Lines where the string "preview" appears are to be copied from the entries below.

##### Material provided

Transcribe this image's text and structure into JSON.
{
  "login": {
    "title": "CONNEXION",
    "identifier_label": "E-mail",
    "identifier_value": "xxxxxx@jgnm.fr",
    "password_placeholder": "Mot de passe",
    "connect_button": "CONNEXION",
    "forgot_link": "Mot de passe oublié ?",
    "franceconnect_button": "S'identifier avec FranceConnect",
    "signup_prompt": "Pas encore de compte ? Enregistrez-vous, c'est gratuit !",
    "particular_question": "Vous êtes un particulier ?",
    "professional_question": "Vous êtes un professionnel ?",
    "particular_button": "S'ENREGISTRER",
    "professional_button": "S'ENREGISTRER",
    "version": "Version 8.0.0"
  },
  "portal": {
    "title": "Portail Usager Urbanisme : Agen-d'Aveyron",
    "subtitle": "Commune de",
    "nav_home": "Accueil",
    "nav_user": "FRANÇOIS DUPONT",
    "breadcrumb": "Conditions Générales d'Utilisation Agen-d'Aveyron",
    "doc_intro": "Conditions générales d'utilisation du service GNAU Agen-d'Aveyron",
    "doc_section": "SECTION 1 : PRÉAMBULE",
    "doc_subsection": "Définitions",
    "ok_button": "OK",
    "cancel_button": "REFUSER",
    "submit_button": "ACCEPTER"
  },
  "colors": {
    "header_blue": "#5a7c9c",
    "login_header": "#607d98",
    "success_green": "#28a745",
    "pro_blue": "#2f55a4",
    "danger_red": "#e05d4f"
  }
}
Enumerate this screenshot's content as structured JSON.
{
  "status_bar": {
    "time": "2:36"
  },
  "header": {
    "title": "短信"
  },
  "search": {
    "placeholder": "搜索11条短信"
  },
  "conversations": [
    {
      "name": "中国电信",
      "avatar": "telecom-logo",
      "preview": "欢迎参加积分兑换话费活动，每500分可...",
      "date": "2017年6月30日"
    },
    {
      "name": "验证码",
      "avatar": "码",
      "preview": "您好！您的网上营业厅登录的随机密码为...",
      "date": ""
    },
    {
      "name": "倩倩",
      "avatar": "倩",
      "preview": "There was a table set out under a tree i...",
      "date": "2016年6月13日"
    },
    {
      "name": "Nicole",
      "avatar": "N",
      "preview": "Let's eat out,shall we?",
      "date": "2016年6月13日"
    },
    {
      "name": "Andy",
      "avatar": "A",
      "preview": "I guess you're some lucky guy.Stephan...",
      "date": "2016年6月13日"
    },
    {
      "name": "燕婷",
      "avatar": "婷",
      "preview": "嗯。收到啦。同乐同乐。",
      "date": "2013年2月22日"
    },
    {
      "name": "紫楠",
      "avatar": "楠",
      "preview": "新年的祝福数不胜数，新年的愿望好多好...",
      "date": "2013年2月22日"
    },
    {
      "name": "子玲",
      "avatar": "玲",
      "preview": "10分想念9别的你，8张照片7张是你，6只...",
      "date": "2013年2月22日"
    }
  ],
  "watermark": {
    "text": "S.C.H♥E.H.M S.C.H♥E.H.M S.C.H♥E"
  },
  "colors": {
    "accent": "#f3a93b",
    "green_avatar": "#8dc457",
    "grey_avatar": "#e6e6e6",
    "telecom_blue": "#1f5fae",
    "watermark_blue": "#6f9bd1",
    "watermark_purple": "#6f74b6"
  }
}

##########

* _Answer section_:
      "preview": "欢迎参加积分兑换话费活动，每500分可...",
      "preview": "您好！您的网上营业厅登录的随机密码为...",
      "preview": "There was a table set out under a tree i...",
      "preview": "Let's eat out,shall we?",
      "preview": "I guess you're some lucky guy.Stephan...",
      "preview": "嗯。收到啦。同乐同乐。",
      "preview": "新年的祝福数不胜数，新年的愿望好多好...",
      "preview": "10分想念9别的你，8张照片7张是你，6只...",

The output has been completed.